Records for the exercise:
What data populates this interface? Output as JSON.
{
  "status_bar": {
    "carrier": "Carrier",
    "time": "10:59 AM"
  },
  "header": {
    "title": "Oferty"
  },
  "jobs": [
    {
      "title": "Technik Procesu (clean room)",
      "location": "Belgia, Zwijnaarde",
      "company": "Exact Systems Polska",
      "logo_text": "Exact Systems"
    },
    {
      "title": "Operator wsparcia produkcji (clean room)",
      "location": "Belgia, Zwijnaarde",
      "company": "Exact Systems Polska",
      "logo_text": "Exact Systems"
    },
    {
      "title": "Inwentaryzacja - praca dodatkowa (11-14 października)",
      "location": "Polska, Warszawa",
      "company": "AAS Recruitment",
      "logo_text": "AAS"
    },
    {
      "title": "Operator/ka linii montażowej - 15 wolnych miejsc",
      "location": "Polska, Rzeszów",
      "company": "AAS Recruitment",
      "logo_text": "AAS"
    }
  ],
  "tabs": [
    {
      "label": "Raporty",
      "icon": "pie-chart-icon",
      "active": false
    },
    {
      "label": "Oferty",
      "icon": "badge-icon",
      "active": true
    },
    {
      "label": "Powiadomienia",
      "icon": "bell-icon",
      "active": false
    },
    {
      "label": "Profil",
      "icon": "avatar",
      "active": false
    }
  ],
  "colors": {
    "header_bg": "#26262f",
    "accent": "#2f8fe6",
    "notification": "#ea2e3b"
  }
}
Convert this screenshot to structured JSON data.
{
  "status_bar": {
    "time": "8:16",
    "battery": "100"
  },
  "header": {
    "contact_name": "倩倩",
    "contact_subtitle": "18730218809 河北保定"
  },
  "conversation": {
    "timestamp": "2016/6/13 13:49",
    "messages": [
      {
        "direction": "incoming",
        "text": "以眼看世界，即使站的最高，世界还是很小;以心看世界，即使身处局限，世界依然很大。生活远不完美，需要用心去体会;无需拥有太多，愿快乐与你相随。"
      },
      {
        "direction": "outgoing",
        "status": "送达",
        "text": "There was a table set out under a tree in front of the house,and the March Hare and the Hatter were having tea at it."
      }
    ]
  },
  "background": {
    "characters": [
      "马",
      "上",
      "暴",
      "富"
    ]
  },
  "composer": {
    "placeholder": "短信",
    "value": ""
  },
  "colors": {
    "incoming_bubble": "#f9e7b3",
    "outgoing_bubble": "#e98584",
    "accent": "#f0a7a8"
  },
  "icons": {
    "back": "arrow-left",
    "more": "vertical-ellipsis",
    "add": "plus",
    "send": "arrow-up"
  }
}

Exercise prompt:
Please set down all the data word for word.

Result of this task:
What data populates this interface? Output as JSON.
{
  "status_bar": {
    "carrier": "Carrier",
    "time": "10:59 AM"
  },
  "header": {
    "title": "Oferty"
  },
  "jobs": [
    {
      "title": "Technik Procesu (clean room)",
      "location": "Belgia, Zwijnaarde",
      "company": "Exact Systems Polska",
      "logo_text": "Exact Systems"
    },
    {
      "title": "Operator wsparcia produkcji (clean room)",
      "location": "Belgia, Zwijnaarde",
      "company": "Exact Systems Polska",
      "logo_text": "Exact Systems"
    },
    {
      "title": "Inwentaryzacja - praca dodatkowa (11-14 października)",
      "location": "Polska, Warszawa",
      "company": "AAS Recruitment",
      "logo_text": "AAS"
    },
    {
      "title": "Operator/ka linii montażowej - 15 wolnych miejsc",
      "location": "Polska, Rzeszów",
      "company": "AAS Recruitment",
      "logo_text": "AAS"
    }
  ],
  "tabs": [
    {
      "label": "Raporty",
      "icon": "pie-chart-icon",
      "active": false
    },
    {
      "label": "Oferty",
      "icon": "badge-icon",
      "active": true
    },
    {
      "label": "Powiadomienia",
      "icon": "bell-icon",
      "active": false
    },
    {
      "label": "Profil",
      "icon": "avatar",
      "active": false
    }
  ],
  "colors": {
    "header_bg": "#26262f",
    "accent": "#2f8fe6",
    "notification": "#ea2e3b"
  }
}
Convert this screenshot to structured JSON data.
{
  "status_bar": {
    "time": "8:16",
    "battery": "100"
  },
  "header": {
    "contact_name": "倩倩",
    "contact_subtitle": "18730218809 河北保定"
  },
  "conversation": {
    "timestamp": "2016/6/13 13:49",
    "messages": [
      {
        "direction": "incoming",
        "text": "以眼看世界，即使站的最高，世界还是很小;以心看世界，即使身处局限，世界依然很大。生活远不完美，需要用心去体会;无需拥有太多，愿快乐与你相随。"
      },
      {
        "direction": "outgoing",
        "status": "送达",
        "text": "There was a table set out under a tree in front of the house,and the March Hare and the Hatter were having tea at it."
      }
    ]
  },
  "background": {
    "characters": [
      "马",
      "上",
      "暴",
      "富"
    ]
  },
  "composer": {
    "placeholder": "短信",
    "value": ""
  },
  "colors": {
    "incoming_bubble": "#f9e7b3",
    "outgoing_bubble": "#e98584",
    "accent": "#f0a7a8"
  },
  "icons": {
    "back": "arrow-left",
    "more": "vertical-ellipsis",
    "add": "plus",
    "send": "arrow-up"
  }
}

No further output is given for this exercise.